ppc64 PowerPC 970 (G5) or better
ppc64le POWER8 or better (OpenPOWER, PowerVM)
aarch64 UEFI devices supported by mainline kernel, or below
riscv64 UEFI devices supported by mainline kernel, or below

In general, for a console-based system, you will need at least 128MB or more RAM for the system to be truly usable. A graphical desktop will need more, depending on the desktop (1GB is recommended for GNOME installs).

OCI containers are available for x86_64, ppc64e, aarch64 as well as riscv64 at chimeralinux/chimera:latest. They will run in any environment where you can get Docker, Podman, or another similar/compatible solution working.

AArch64 devices

In addition to generic UEFI targets supported by mainline kernel, there are also devices with device-specific images, typically using U-Boot.

Currently, officially supported are the following:

  • 64-bit Raspberry Pi (3/4 and variants such as 400 and compute modules)
  • PINE64 Pinebook Pro
  • PINE64 RockPro64

You will need to obtain the correct image for these. The list is subject to expansion.

RISC-V devices

This is similar to AArch64.

Officially supported are the following:

  • SiFive HiFive Unmatched
  • Qemu virtual machines (with and without OpenSBI)

This list is also subject to expansion.

Downloading system media

All system media are available here. In general you will want to pick those with the latest date.

In general, for all architectures the following is available:

  • Live images in ISO format
  • Device-specific images if available
  • Root filesystem tarballs

Live ISOs

For generic computers, this is usually preferred. Use these if you are not installing on a device that requires device-specific media, such as all Intel or AMD x86_64 computers, most POWER architecture systems, and supported AArch64/RISC-V systems with UEFI.

Device-specific images

Use these if your device is explicitly supported. Device images are typically meant to be flashed onto an SD card, but this may vary based on the device. Do note that SD card images have the root filesystem journal disabled.

Root filesystem tarballs

As a bit of a special case, Chimera also provides root file system tarballs. This is a small, pre-packaged Chimera installation. The following flavors are always available:

  • Bootstrap tarballs (bootstrapped from the base-bootstrap metapackage) are suitable for setting up small containers that you can add more software into, e.g. with Docker.
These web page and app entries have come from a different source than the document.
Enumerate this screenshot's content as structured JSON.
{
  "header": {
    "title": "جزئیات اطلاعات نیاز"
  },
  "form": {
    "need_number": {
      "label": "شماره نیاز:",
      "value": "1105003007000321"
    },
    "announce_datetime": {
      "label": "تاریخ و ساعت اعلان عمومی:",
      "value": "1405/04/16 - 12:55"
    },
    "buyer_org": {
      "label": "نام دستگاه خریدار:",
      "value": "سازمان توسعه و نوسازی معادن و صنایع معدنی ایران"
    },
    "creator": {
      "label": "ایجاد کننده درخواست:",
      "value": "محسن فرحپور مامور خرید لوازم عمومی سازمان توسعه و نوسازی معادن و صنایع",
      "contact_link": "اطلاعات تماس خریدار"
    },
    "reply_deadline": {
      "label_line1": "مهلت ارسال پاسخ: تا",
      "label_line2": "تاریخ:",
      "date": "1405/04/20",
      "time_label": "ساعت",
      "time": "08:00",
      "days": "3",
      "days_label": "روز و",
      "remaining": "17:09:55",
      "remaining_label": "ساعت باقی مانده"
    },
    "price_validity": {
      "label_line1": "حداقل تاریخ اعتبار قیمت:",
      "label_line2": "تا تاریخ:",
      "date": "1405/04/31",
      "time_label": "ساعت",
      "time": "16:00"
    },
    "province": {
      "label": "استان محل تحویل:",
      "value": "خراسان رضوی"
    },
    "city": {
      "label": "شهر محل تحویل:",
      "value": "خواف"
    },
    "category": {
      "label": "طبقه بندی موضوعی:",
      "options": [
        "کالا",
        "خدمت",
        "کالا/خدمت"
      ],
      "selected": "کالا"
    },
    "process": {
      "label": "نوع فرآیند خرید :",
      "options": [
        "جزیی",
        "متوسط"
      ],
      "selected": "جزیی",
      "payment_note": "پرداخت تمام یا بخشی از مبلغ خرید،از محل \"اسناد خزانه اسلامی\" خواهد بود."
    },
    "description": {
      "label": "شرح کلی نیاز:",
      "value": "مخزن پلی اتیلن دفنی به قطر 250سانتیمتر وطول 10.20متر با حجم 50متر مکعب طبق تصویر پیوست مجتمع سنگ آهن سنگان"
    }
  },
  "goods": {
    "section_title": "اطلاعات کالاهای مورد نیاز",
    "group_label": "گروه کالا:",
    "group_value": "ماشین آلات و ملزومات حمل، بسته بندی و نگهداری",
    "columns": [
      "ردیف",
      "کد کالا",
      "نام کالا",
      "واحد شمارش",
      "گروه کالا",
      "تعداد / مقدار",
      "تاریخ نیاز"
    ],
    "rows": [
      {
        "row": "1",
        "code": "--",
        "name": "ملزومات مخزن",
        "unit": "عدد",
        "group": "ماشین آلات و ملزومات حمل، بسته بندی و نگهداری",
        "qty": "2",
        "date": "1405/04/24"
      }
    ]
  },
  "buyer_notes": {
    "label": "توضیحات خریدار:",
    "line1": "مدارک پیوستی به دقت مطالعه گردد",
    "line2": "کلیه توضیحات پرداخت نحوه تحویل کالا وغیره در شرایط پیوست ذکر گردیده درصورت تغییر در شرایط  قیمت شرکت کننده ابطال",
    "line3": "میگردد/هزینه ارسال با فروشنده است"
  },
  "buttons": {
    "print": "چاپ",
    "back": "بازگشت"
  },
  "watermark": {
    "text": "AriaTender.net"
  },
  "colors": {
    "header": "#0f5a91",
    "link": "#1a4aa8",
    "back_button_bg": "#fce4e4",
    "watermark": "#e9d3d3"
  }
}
They only contain a bare userland and apk.
  • Minimal tarballs (bootstrapped from the base-minimal metapackage) are suitable for setting up bare bootable systems. They do not contain a kernel or a bootloader, but they do contain an init system suite, a getty and user management tools.
  • Core tarballs (bootstrapped from base-core metapackage) are larger and contain packages suitable for most deployments. Like minimal tarballs they do not contain a kernel or a bootloader, but they do contain programs such as those for manipulating filesystems and networks.

They are handy for chroot-style installations that are fully manual, mostly to save time bootstrapping with apk from scratch.

In addition to this, tarball counterpart for every device-specific image is available. You can use these for manual installation on such devices, or you can create device images using Chimera’s using these.

Verifying system media

In each media bundle, the sha256sums.txt file contains SHA256 checksums of every file. Use this to check that your downloaded file is not corrupt.

The sha256sums.txt file is signed with minisign. The signing key is unique for each release batch. You can use this to make sure the release has not been tampered with.

If you are running Chimera, the public keys are available in a package called chimera-image-keys. If you are not running Chimera, you can grab them from cports.

To verify the media, install minisign using your package manager. On Chimera, it’s a dependency of chimera-image-keys already. Then download the checksums file, in this case for 20230915:

$ fetch

As well as the signature:

$ fetch

Then you can verify it with the matching public key:

$ minisign -Vm sha256sums.txt -p /usr/share/chimera-image-keys/


Proceed to the section relevant to you.